    Smith, C. A. et al. METLIN: a metabolite mass spectral database. Ther. Drug. Monit. 27, 747–751 (2005).

Download references

Acknowledgements

We thank K. Vyatkina for fruitful discussions and A. Prjibelski for help with manuscript preparation. The work of A.G., A.M., A.S., A.K. and P.A.P. was supported by the Russian Science Foundation (grant 14-50-00069). The work of H.M. and P.A.P. was supported by the US National Institutes of Health (grant 2-P41-GM103484).

Author information

Affiliations

  1. Center for Algorithmic Biotechnology, Institute of Translational Biomedicine, Saint Petersburg State University, Saint Petersburg, Russia

    • Alexey Gurevich
    • , Alla Mikheenko
    • , Alexander Shlemov
    • , Anton Korobeynikov
    •  & Pavel A. Pevzner
  2. Department of Mathematics and Mechanics, Saint Petersburg State University, Saint Petersburg, Russia

    • Anton Korobeynikov
  3. Department of Computer Science and Engineering, University of California, San Diego, La Jolla, CA, USA

    • Hosein Mohimani
    •  & Pavel A. Pevzner
  4. Department of Computational Biology, Carnegie Mellon University, Pittsburgh, PA, USA

    • Hosein Mohimani

Authors

  1. Search for Alexey Gurevich in:

  2. Search for Alla Mikheenko in:

  3. Search for Alexander Shlemov in:

  4. Search for Anton Korobeynikov in:

  5. Search for Hosein Mohimani in:

  6. Search for Pavel A. Pevzner in:

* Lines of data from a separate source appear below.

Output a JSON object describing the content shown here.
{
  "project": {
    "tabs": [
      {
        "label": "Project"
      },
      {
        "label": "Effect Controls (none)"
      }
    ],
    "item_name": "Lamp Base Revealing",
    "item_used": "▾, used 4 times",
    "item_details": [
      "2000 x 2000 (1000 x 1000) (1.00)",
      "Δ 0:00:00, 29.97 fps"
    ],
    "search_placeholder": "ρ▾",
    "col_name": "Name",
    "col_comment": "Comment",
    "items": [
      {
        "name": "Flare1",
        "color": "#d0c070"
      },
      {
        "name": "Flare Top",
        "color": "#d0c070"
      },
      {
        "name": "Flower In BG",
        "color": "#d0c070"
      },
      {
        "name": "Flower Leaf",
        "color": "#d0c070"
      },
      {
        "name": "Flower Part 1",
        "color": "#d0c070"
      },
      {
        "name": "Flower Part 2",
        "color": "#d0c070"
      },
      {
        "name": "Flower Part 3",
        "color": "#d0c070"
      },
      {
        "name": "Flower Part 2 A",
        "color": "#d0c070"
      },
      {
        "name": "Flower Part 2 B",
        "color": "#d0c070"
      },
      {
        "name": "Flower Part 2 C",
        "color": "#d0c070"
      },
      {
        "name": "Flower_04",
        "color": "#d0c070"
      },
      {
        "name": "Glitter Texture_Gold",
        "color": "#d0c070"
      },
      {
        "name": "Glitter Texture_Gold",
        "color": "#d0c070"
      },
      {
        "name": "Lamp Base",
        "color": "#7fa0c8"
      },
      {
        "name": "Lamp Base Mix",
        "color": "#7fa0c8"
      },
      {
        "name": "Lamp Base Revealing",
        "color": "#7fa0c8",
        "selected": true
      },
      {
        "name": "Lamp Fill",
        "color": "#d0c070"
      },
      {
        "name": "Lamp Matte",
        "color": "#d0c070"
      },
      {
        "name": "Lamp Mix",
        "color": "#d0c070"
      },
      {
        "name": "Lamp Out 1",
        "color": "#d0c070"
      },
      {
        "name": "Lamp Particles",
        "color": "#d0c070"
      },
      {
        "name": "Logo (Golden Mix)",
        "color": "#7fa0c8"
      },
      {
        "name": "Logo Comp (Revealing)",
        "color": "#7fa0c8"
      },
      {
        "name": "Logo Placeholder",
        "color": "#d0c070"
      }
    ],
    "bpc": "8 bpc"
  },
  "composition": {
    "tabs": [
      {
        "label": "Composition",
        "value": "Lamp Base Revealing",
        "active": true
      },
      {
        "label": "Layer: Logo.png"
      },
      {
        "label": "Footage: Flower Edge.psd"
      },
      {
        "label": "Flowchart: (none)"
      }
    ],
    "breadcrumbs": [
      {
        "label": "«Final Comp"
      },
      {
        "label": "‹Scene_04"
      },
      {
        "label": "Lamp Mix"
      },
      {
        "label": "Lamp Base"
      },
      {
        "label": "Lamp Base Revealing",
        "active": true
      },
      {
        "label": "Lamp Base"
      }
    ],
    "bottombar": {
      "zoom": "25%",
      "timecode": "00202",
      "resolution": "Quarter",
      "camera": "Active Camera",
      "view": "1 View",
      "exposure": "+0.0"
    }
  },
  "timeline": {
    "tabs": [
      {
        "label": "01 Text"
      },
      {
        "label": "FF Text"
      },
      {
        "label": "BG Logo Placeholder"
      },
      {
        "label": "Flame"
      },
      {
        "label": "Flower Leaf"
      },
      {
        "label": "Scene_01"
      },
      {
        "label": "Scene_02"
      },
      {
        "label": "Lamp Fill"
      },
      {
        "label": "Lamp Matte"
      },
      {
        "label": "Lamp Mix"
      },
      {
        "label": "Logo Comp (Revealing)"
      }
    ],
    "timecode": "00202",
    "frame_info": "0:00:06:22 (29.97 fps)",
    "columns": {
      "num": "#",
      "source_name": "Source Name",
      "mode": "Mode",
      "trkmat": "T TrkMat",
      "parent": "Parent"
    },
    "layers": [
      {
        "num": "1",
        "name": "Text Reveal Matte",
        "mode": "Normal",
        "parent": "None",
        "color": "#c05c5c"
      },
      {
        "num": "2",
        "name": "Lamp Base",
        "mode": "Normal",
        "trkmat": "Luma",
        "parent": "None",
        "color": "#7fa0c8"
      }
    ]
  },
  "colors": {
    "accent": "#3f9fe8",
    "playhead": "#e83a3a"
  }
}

Contributions

A.G. implemented the VarQuest algorithm. A.S. and A.K. improved and sped up the DEREPLICATOR software. A.G., A.M. and H.M. designed the webserver. A.G. and A.M. did the VarQuest benchmarking. H.M. and P.A.P. designed and directed the work. A.G., H.M. and P.A.P. wrote the manuscript.

Competing interests

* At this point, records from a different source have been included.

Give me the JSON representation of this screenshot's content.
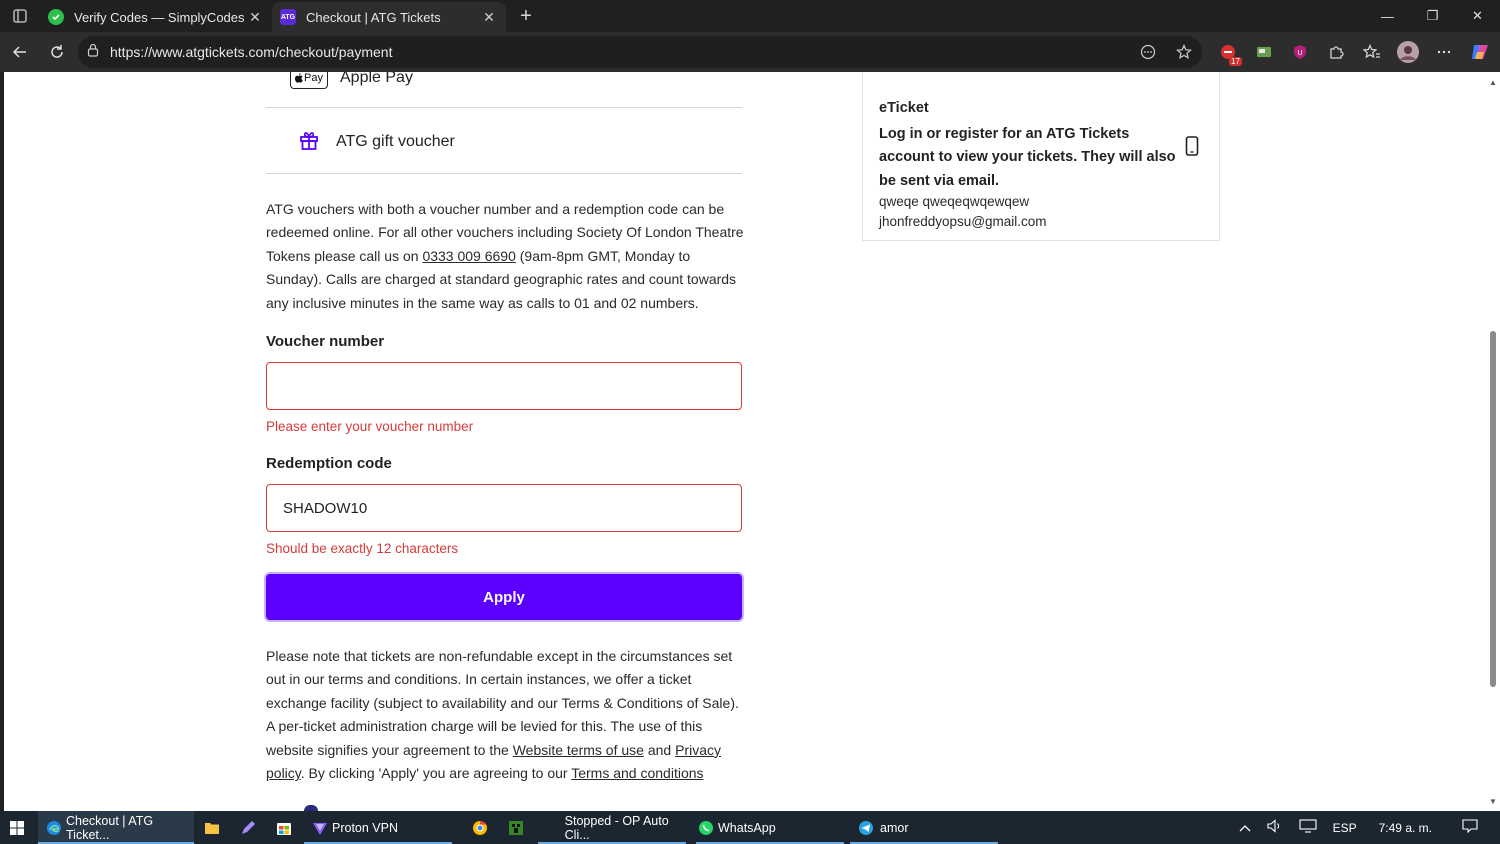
{
  "browser": {
    "tabs": [
      {
        "title": "Verify Codes — SimplyCodes",
        "favicon": "simplycodes-icon",
        "active": false
      },
      {
        "title": "Checkout | ATG Tickets",
        "favicon": "atg-icon",
        "favicon_text": "ATG",
        "active": true
      }
    ],
    "url": "https://www.atgtickets.com/checkout/payment",
    "extension_badge": "17"
  },
  "payment": {
    "apple_logo_text": "Pay",
    "apple_pay_label": "Apple Pay",
    "gift_voucher_label": "ATG gift voucher",
    "info": {
      "part1": "ATG vouchers with both a voucher number and a redemption code can be redeemed online. For all other vouchers including Society Of London Theatre Tokens please call us on ",
      "phone": "0333 009 6690",
      "part2": " (9am-8pm GMT, Monday to Sunday). Calls are charged at standard geographic rates and count towards any inclusive minutes in the same way as calls to 01 and 02 numbers."
    },
    "voucher": {
      "label": "Voucher number",
      "value": "",
      "error": "Please enter your voucher number"
    },
    "redemption": {
      "label": "Redemption code",
      "value": "SHADOW10",
      "error": "Should be exactly 12 characters"
    },
    "apply_label": "Apply",
    "terms": {
      "part1": "Please note that tickets are non-refundable except in the circumstances set out in our terms and conditions. In certain instances, we offer a ticket exchange facility (subject to availability and our Terms & Conditions of Sale). A per-ticket administration charge will be levied for this. The use of this website signifies your agreement to the ",
      "link1": "Website terms of use",
      "and": " and ",
      "link2": "Privacy policy",
      "part2": ". By clicking 'Apply' you are agreeing to our ",
      "link3": "Terms and conditions"
    }
  },
  "eticket": {
    "title": "eTicket",
    "message": "Log in or register for an ATG Tickets account to view your tickets. They will also be sent via email.",
    "name": "qweqe qweqeqwqewqew",
    "email": "jhonfreddyopsu@gmail.com"
  },
  "taskbar": {
    "items": [
      {
        "label": "Checkout | ATG Ticket...",
        "icon": "edge-icon"
      },
      {
        "label": "Proton VPN",
        "icon": "protonvpn-icon"
      },
      {
        "label": "Stopped - OP Auto Cli...",
        "icon": "autoclicker-icon"
      },
      {
        "label": "WhatsApp",
        "icon": "whatsapp-icon"
      },
      {
        "label": "amor",
        "icon": "telegram-icon"
      }
    ],
    "language": "ESP",
    "time": "7:49 a. m."
  },
  "colors": {
    "accent": "#5b00ff",
    "error": "#d63b3b"
  }
}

P.A.P. has an equity interest in Digital Proteomics—a company that may potentially benefit from the research results. The terms of this arrangement have been reviewed and approved by the University of California, San Diego in accordance with its conflict of interest policies

Corresponding author

Correspondence to Pavel A. Pevzner.

Supplementary information

  1. Supplementary Information

    Supplementary Tables 1–18, Supplementary Figures 1–9 and Supplementary References.

  2. Life Sciences Reporting Summary

About this article

Publication history

Received

Accepted

Published

DOI

https://doi.org/10.1038/s41564-017-0094-2

Further reading